On Monday, as we set out on the second leg of our trip home from Woodworking in America I stopped by one of my favorite coffee shops in Salem, VA to pick up a bag of beans. This coffee shop has some very fine single origin roasts (I’m partial to the Ethiopian Yirgacheffe) but I always ask for the Mill Mountain Blend when I’m buying some for the road. I do this because I want to see what the “house blend” has to offer and to experience its particular flavor.
I’ve begun to hear the terms “blended” and “hybrid” generously sprinkled over the woodworking as a way of categorizing and explaining the work that goes on in shops where power tools and hand tools are integrated in some way. I have heard these words used defiantly, apologetically and sometimes accusatorily . I empathize with the first, sympathize with the second and have no patience for the last.

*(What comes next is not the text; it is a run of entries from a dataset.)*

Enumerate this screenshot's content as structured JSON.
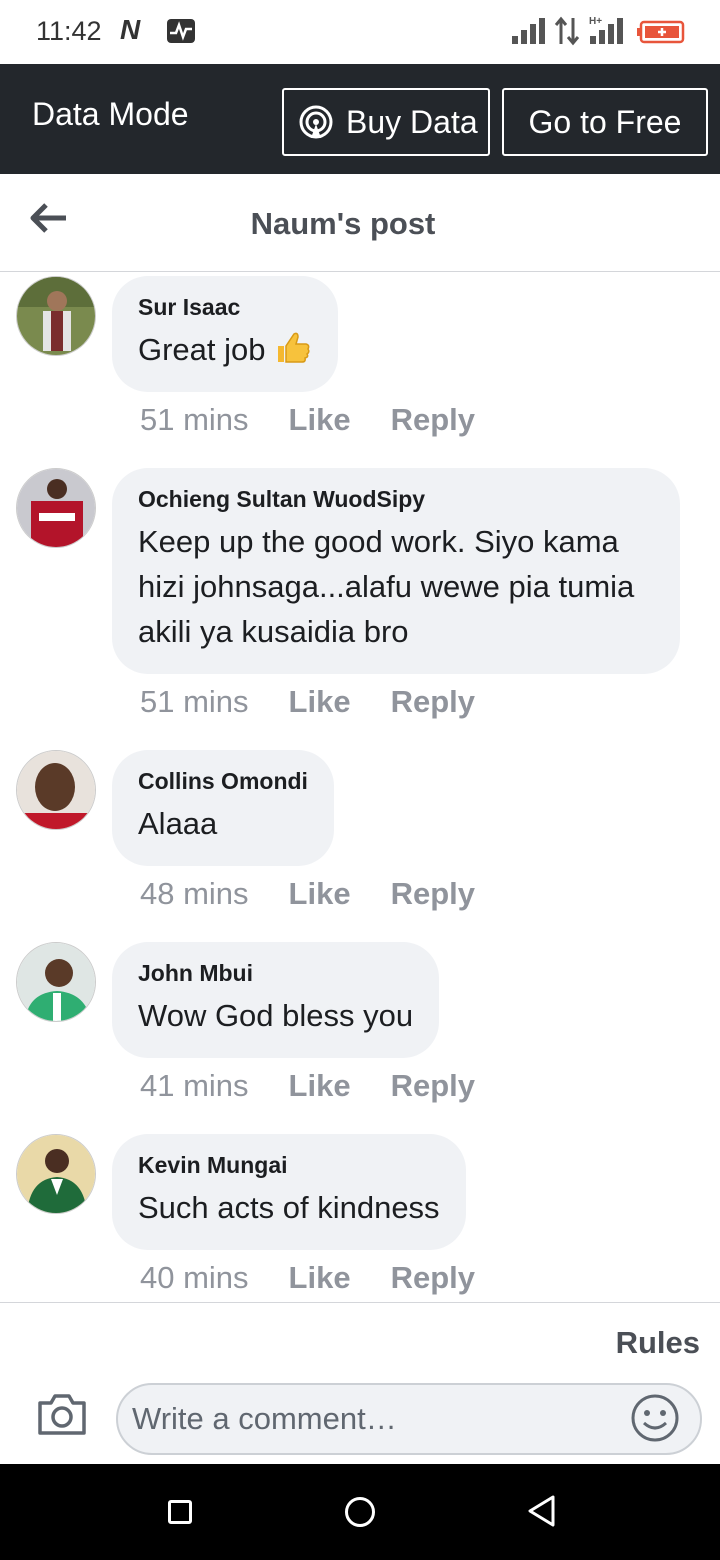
{
  "status_bar": {
    "time": "11:42",
    "notification_icons": [
      "netflix-n-icon",
      "pulse-icon"
    ],
    "system_icons": [
      "signal-icon",
      "data-arrows-icon",
      "signal-hplus-icon",
      "battery-low-icon"
    ],
    "network_label": "H+"
  },
  "data_bar": {
    "title": "Data Mode",
    "buy_label": "Buy Data",
    "free_label": "Go to Free"
  },
  "header": {
    "title": "Naum's post"
  },
  "comments": [
    {
      "author": "Sur Isaac",
      "text": "Great job",
      "emoji": "thumbs-up",
      "time": "51 mins",
      "like": "Like",
      "reply": "Reply"
    },
    {
      "author": "Ochieng Sultan WuodSipy",
      "text": "Keep up the good work. Siyo kama hizi johnsaga...alafu wewe pia tumia akili ya kusaidia bro",
      "time": "51 mins",
      "like": "Like",
      "reply": "Reply"
    },
    {
      "author": "Collins Omondi",
      "text": "Alaaa",
      "time": "48 mins",
      "like": "Like",
      "reply": "Reply"
    },
    {
      "author": "John Mbui",
      "text": "Wow God bless you",
      "time": "41 mins",
      "like": "Like",
      "reply": "Reply"
    },
    {
      "author": "Kevin Mungai",
      "text": "Such acts of kindness",
      "time": "40 mins",
      "like": "Like",
      "reply": "Reply"
    }
  ],
  "composer": {
    "rules_label": "Rules",
    "placeholder": "Write a comment…"
  },
  "colors": {
    "data_bar_bg": "#23272c",
    "bubble_bg": "#f0f2f5",
    "meta_text": "#90949c"
  }
}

I must confess that I’ve never been one for categorical thinking. It rubs me the wrong way to think that if we can name something we can understand it (or, more often than not, disregard it entirely) and I would rather hear the story behind something than learn its definition. This goes doubly for people, and most woodworkers that I know are people.

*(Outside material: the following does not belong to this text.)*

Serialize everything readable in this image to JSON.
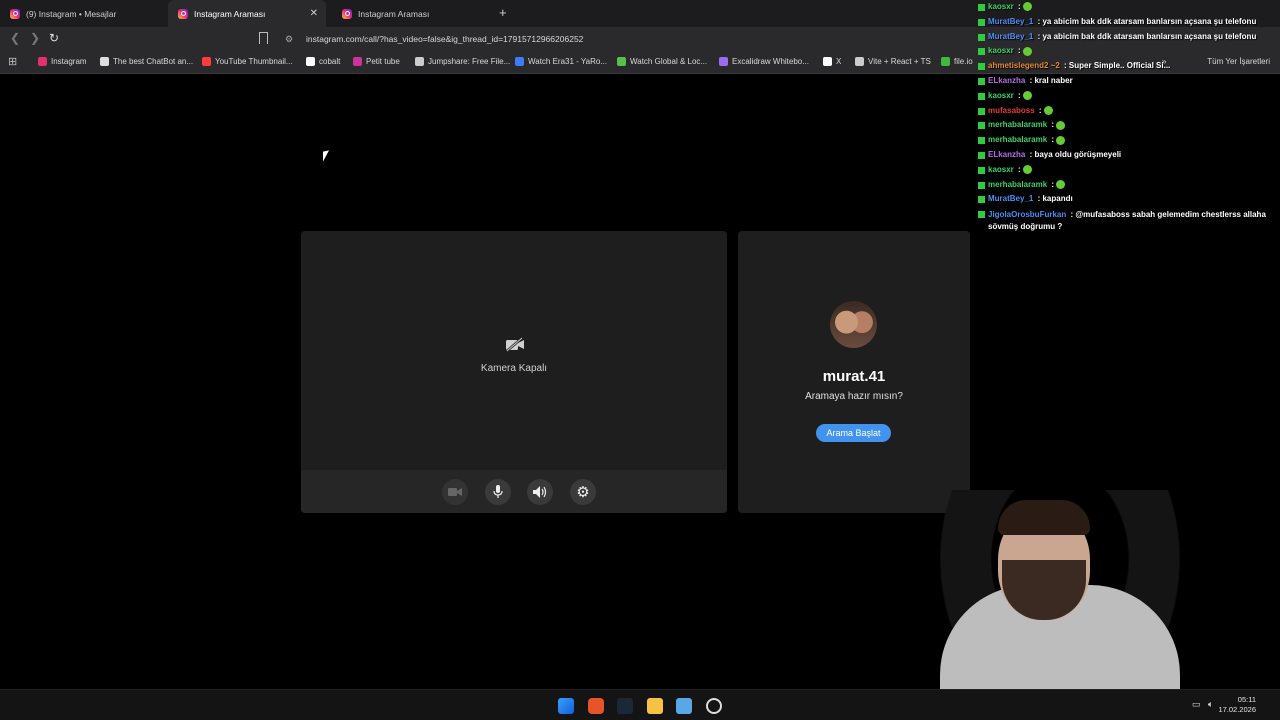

At this moment I find it advantageous and fulfilling to work mostly with hand tools, but I can say this – after spending a the weekend submerged in woodworking culture I’m thankful for the diversity I found in that convention center in Covington, KY. I’m glad there were booths showing off band saws across the way from hollows and rounds. I’m happy I had the opportunity to hear Wilbur Pan’s thoughts about Japanese woodworking tools and the ruminations of Western plane makers under the same roof. I’m glad I could represent two different corners of the publishing world and find common threads between the pages of Popular Woodworking and Mortise & Tenon Magazine. Whether your tools have tails or not, we’re more alike than we are different.
The house blend at Woodworking in America was pretty good. I wouldn’t mind a second cup.